[EXERCISE INSTRUCTIONS]:
Your task is to copy every line of the entries that holds the word "branch".

[ENTRIES PROVIDED]:
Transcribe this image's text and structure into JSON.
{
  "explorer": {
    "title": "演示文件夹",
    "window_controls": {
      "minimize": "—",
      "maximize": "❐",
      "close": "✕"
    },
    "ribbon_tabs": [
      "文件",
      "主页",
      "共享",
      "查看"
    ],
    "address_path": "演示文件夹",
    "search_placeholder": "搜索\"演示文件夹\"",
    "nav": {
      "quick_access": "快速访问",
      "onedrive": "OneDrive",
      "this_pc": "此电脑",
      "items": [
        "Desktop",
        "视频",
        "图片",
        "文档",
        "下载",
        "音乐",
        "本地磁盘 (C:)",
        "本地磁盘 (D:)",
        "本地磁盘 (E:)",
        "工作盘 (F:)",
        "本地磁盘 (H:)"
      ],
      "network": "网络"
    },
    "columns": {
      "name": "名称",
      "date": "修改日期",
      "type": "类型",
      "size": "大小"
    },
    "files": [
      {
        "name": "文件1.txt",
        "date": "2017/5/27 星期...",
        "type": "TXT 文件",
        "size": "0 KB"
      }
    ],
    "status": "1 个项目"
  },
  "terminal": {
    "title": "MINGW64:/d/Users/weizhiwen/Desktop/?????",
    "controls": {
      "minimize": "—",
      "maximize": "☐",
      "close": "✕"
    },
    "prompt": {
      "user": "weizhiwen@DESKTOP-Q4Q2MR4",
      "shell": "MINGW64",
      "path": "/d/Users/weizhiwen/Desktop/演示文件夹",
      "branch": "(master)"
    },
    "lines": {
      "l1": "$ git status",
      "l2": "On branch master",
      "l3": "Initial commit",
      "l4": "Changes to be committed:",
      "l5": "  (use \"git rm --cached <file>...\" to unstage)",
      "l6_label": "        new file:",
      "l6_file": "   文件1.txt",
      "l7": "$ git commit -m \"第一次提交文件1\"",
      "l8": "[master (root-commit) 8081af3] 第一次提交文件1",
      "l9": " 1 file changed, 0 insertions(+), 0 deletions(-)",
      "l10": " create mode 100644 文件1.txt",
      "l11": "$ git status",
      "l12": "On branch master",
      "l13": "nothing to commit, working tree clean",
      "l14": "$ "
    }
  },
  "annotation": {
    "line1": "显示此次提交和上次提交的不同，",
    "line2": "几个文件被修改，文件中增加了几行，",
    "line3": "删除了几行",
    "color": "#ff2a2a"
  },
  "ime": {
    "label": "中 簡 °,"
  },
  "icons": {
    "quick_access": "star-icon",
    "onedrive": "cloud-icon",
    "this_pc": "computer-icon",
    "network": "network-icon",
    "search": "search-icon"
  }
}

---

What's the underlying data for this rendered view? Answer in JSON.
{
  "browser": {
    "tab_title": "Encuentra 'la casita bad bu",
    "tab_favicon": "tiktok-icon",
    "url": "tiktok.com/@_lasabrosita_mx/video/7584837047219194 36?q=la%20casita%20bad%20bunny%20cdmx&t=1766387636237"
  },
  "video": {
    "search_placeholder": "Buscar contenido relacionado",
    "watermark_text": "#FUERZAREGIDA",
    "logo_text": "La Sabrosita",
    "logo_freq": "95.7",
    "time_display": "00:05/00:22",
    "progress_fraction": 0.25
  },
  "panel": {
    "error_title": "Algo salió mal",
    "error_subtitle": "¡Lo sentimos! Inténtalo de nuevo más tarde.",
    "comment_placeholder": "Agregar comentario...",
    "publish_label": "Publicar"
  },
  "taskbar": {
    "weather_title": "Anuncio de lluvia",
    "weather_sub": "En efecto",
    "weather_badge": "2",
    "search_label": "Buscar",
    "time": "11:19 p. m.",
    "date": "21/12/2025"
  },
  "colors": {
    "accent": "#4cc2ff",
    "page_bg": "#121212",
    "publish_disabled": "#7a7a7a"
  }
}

[RESPONSE]:
      "branch": "(master)"
      "l2": "On branch master",
      "l12": "On branch master",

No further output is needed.